For intuition, think about the analogue for power series: if $$g(z) = \sum_{n \geq 0} a_nz^n$$ converges on the disc $$|z| < R$$ and at a point $$z_0$$ with $$|z_0| = R$$ the values $$g(z)$$ converge as $$z \rightarrow z_0$$ radially from the inside of that disc, does the series $$g(z_0)$$ converge? No, and the geometric series (which is an analogue of $$\zeta(s)$$, in the sense of being the power series with all coefficients = 1) is an example of this: $$G(z) = \sum_{n \geq 0} z^n$$ converges for $$|z| < 1$$ with value $$1/(1-z)$$, which is continuous for all $$z \not= 1$$, so when $$|z_0| = 1$$ and $$z_0 \not= 1$$ the the numbers $$G(z)$$ converge as $$z \rightarrow z_0$$ radially but the series $$G(z_0)$$ does not converge.

A basic result about boundary behavior for power series is Abel's theorem: if the series $$g(z_0)$$ does converge then it must be the limit of $$g(z)$$ as $$z \rightarrow z_0$$ radially (in particular, the radial limit of $$g(z)$$ exists). The proof of this carries over to the case of Dirichlet series: in your notation, if the series $$f(s_0)$$ does converge then it must be the limit of $$f(s)$$ as $$s \rightarrow s_0$$ from the right (and, in particular, the limit of $$f(s)$$ at $$s_0$$ from the right exists). Of course this doesn't help you to prove the Dirichlet series $$f(s_0)$$ actually converges; it only tells you what the value of $$f(s_0)$$ would have to be if that series converges.

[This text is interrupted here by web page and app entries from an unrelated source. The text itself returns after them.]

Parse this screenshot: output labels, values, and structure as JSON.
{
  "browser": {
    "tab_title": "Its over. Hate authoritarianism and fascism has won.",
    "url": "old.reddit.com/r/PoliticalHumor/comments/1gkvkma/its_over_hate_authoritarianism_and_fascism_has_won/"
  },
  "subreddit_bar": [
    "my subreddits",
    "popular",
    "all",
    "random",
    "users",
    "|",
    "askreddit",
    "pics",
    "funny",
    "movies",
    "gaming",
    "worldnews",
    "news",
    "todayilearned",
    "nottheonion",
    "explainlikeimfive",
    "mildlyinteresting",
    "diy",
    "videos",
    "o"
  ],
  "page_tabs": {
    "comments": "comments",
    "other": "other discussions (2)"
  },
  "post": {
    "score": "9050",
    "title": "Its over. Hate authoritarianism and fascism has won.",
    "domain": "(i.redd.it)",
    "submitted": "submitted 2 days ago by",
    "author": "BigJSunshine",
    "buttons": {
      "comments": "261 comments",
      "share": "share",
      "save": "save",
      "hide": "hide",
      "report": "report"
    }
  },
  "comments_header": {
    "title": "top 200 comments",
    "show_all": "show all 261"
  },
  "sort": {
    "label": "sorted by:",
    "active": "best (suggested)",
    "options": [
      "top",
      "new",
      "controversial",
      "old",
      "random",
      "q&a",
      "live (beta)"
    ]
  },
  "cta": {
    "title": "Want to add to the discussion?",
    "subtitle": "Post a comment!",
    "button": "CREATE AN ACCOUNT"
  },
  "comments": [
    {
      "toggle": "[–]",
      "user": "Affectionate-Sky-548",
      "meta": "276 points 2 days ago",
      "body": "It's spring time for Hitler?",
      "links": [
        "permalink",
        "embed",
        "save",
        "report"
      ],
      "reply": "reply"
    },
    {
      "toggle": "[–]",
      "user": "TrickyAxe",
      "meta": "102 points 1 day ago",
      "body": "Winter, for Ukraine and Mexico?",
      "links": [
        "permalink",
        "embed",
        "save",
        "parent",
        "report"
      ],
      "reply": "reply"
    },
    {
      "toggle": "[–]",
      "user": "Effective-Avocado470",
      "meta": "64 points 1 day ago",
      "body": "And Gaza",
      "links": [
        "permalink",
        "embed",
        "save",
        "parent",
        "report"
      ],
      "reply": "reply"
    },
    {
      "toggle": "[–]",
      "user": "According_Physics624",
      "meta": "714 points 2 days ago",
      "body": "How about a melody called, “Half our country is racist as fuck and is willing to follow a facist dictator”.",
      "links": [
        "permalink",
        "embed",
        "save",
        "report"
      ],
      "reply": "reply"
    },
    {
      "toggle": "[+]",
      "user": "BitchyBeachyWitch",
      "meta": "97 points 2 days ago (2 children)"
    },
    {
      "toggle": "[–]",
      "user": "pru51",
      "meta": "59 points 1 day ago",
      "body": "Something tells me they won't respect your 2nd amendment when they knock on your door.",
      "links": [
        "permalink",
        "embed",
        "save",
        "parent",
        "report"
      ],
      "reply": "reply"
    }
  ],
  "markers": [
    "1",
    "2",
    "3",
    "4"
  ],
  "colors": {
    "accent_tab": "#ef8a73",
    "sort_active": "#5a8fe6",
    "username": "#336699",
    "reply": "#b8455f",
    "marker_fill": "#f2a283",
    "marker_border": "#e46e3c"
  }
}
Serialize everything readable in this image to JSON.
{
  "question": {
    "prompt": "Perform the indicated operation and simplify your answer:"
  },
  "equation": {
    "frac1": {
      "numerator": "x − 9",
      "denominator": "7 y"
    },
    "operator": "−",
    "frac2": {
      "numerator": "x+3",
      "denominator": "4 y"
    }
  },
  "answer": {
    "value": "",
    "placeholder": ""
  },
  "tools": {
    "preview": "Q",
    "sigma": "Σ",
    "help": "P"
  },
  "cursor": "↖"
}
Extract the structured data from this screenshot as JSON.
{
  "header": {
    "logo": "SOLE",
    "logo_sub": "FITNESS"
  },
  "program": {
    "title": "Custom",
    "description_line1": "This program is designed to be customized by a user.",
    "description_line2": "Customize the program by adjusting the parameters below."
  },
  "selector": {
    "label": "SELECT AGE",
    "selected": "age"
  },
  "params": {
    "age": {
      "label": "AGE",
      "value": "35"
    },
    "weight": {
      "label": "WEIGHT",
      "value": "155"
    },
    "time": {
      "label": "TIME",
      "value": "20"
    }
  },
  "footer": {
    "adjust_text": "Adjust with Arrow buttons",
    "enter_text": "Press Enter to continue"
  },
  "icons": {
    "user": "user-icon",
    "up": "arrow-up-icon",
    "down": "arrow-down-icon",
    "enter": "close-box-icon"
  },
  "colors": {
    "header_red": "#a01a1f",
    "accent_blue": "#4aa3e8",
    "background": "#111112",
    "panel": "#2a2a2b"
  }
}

A starting point for this circle of ideas is http://en.wikipedia.org/wiki/Abelian_and_tauberian_theorems